• The shoe should have a “last” which means you should not be able to bend the shoe anywhere else
Light in weight
• The heavier the shoe the hard their little feet and legs have to work
There is no one brand whereby all their shoes will have these characteristics. Also, expensive shoes aren’t necessarily any healthier for your child’s feet. Therefore it is important to assess each individual shoe on these merits.
• Make sure not to forget to check the size of their socks for appropriate fit regularly. Children’s socks tend to be forgotten about however wearing socks which are too small can apply excess pressure to the toes and may cause them to claw.

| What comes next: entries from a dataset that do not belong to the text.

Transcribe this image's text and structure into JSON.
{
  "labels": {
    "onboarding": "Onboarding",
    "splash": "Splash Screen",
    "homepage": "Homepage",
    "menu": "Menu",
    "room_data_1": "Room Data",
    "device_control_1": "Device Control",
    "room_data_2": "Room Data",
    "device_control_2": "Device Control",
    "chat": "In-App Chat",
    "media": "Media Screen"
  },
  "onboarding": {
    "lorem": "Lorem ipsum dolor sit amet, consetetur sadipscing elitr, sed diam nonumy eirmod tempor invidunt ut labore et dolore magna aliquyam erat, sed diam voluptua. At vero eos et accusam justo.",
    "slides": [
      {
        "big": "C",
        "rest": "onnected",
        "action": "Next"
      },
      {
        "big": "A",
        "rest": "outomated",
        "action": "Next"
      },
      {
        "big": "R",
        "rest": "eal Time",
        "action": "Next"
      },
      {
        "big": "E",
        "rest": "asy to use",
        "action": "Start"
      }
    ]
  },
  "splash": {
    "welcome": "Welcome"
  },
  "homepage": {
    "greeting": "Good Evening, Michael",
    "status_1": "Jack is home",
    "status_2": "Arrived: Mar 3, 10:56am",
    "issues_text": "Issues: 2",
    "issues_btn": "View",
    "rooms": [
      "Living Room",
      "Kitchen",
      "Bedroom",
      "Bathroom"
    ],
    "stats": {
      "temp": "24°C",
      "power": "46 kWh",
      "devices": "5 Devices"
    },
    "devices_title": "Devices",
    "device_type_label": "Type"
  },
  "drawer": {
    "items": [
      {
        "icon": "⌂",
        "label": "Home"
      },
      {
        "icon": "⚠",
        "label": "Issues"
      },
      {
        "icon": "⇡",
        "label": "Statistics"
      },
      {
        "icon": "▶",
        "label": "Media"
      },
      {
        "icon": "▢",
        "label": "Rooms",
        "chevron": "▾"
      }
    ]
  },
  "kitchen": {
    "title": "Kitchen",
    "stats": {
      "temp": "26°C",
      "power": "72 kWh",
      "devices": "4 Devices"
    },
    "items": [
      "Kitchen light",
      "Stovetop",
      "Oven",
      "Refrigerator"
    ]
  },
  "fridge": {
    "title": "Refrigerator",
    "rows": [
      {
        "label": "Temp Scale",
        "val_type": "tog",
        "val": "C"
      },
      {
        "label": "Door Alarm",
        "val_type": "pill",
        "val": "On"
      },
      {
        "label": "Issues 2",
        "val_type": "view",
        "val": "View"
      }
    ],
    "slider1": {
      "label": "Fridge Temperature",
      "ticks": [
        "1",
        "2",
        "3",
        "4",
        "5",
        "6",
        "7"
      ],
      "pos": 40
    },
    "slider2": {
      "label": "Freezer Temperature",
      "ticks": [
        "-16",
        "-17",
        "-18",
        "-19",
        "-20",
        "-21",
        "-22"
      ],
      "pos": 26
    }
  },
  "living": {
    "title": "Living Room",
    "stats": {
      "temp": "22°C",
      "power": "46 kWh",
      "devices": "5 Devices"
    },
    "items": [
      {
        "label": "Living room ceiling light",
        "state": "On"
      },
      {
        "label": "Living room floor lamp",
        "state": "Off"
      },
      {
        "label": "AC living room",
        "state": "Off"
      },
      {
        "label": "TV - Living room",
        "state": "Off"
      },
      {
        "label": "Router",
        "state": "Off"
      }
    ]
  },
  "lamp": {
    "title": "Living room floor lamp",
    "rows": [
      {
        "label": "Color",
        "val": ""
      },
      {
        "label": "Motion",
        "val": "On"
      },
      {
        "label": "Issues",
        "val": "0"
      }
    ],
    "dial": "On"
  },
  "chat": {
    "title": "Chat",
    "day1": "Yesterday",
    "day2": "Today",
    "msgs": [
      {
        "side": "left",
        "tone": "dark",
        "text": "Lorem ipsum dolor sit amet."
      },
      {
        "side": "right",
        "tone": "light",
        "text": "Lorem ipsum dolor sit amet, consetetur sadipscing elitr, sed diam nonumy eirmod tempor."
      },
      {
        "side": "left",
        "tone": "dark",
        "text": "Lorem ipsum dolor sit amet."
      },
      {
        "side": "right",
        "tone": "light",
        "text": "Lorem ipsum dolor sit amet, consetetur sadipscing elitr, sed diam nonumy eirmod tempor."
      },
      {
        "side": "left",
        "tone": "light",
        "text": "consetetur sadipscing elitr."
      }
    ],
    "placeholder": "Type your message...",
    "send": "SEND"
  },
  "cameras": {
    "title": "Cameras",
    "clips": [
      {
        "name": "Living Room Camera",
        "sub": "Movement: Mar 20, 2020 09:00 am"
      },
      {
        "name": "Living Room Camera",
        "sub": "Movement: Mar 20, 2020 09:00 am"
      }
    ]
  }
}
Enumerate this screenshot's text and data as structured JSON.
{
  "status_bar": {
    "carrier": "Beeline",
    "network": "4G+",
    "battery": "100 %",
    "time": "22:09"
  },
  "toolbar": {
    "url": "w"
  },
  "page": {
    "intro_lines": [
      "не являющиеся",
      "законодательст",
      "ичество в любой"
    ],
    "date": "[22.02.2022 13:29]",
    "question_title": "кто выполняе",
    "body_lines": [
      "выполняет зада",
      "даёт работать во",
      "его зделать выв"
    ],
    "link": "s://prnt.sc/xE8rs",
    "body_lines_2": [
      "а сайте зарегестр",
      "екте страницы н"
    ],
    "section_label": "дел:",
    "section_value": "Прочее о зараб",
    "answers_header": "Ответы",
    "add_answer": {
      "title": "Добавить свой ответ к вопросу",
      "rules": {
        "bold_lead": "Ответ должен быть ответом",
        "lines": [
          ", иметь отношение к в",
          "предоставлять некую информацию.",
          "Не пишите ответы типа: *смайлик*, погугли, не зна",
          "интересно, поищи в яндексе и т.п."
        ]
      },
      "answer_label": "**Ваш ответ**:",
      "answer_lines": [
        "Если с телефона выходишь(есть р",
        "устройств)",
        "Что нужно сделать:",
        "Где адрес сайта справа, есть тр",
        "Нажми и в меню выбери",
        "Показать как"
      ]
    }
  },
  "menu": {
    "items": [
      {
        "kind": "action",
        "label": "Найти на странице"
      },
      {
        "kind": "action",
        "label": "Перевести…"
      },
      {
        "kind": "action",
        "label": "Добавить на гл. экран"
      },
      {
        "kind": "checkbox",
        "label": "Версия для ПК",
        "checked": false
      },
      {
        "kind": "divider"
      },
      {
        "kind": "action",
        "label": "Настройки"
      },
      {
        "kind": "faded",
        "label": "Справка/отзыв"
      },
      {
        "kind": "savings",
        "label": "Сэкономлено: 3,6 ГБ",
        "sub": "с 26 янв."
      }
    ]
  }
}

Very young children appear to have less of a visible arch due to the fatty pad underneath their feet. As they grow, their arch should appear more obvious. The term flat feet is used to describe the condition where more of the arch comes in contact with the ground than is considered normal. It may also be termed…
• Fallen arches
• Rolled in feet
• Pes planus
Not all flat feet are considered abnormal and pain is not the only indicator that their flat feet are problematic. Particularly with young children, their perception of pain is very different to that of adults. Things to look out for are…
Change in Arch Height
- Sometimes feet will appear to have an arch when they are non-weight-bearing and then appear to lose some or all of the arch height when standing.
- This is called functional flat feet.
- This flattening of the arch and change in arch height can damage the soft tissue structures (such as muscles, ligaments and tendons) and allow the bones of the feet to move in directions that they are not designed to do.
Rolled in Ankles
- Your child’s ankles appear to tip in towards each other when looking from behind. This is call rearfoot pronation.
Other signs that there may be issues with your child’s feet or walking pattern are…
• They complain of tired legs
• They ask to be carried or pushed in the stroller
• Reluctant to walk
• They appear clumsy or uncoordinated
• Unwilling to participate in sport
• Unusual wear pattern on their shoes
• Morning stiffness
Contrary to popular belief, children do not “grow out of” having flat feet. In fact, some flat feet, if not managed in childhood can develop into pathological, often painful, flat feet in adults. This is why if you have concerns with your child’s feet, legs or walking pattern, to have them assessed and treated earlier rather than later.
Remember their little feet have to walk them through life.